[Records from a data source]
· · ·

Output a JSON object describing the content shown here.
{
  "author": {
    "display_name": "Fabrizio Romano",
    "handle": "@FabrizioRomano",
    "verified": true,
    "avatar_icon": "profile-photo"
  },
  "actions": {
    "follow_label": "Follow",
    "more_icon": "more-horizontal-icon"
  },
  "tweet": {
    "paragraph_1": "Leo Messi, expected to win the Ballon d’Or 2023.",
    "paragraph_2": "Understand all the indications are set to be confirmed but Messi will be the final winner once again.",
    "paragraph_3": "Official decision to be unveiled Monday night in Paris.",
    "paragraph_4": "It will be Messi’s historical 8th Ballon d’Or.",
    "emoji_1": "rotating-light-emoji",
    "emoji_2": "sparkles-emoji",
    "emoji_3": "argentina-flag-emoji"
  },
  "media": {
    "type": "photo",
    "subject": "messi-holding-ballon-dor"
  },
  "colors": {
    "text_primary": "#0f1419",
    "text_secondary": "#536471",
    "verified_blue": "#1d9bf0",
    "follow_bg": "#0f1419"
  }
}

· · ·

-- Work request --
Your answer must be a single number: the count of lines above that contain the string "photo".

-- Answer box --
2